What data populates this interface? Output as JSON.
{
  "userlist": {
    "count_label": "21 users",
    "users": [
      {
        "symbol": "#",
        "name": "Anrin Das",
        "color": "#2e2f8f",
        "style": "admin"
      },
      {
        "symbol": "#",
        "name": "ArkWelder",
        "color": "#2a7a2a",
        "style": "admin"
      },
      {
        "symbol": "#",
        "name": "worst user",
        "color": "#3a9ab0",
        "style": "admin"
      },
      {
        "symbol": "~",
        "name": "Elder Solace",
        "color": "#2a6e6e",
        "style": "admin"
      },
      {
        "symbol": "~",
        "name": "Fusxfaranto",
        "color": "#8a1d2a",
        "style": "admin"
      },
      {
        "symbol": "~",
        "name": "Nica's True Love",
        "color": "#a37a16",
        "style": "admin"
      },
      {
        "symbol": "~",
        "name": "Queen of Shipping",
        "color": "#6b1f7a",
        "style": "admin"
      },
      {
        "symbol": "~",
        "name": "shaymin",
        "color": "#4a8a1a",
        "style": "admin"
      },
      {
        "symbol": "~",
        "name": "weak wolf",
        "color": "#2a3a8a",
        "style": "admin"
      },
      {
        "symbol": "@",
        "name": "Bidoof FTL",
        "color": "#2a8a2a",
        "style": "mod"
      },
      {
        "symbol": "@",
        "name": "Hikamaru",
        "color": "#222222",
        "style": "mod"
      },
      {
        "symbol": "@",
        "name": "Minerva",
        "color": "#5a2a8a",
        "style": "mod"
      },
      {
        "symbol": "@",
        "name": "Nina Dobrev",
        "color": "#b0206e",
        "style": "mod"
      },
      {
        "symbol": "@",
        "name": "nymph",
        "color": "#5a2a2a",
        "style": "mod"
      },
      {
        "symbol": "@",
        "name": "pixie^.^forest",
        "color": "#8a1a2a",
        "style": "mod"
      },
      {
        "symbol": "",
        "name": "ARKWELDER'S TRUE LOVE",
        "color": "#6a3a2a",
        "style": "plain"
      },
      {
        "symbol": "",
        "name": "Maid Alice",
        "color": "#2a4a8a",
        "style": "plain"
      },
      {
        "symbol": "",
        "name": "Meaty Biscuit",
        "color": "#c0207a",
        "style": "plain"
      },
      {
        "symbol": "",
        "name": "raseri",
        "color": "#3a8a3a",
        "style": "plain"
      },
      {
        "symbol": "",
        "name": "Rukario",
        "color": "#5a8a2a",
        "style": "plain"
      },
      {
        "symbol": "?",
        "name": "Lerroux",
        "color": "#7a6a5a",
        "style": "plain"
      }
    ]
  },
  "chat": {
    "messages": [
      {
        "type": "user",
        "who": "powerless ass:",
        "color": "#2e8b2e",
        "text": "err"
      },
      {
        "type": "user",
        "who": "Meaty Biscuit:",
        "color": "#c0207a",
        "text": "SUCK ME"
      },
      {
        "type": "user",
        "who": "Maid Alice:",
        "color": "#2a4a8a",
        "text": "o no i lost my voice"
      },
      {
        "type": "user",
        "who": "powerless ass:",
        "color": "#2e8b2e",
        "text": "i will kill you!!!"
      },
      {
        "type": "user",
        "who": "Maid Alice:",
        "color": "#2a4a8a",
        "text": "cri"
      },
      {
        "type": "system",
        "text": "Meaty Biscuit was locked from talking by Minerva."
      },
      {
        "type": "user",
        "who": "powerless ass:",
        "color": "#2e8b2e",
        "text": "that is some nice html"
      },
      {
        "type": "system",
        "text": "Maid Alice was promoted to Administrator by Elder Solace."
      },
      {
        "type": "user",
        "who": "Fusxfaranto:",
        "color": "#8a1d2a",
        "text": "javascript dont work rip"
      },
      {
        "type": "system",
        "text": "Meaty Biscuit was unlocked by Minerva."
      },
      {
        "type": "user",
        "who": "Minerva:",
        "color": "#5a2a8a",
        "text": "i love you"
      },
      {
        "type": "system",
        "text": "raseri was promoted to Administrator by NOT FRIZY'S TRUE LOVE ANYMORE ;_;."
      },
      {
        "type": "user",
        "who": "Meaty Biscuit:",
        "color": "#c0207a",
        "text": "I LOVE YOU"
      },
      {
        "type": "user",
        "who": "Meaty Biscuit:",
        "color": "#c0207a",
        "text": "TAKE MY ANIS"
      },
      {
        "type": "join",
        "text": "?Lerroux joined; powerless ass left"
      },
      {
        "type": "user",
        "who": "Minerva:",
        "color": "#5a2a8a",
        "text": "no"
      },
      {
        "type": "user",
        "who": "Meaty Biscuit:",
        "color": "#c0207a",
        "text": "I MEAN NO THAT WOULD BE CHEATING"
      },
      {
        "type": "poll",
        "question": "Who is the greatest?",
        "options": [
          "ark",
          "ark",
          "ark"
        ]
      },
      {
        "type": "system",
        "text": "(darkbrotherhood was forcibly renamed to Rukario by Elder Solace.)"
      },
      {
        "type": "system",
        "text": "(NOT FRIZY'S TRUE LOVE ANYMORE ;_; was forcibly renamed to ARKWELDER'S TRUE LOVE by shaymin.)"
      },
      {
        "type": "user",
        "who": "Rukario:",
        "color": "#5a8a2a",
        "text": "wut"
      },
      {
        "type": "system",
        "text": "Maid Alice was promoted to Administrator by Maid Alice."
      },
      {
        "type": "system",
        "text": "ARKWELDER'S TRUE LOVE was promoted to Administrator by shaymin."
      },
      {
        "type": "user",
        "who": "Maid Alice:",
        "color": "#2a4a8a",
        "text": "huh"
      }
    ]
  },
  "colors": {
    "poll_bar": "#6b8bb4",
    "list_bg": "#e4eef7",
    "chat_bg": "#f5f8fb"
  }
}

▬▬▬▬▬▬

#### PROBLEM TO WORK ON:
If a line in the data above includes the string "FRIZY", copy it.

#### RESULT BELOW:
        "text": "raseri was promoted to Administrator by NOT FRIZY'S TRUE LOVE ANYMORE ;_;."
        "text": "(NOT FRIZY'S TRUE LOVE ANYMORE ;_; was forcibly renamed to ARKWELDER'S TRUE LOVE by shaymin.)"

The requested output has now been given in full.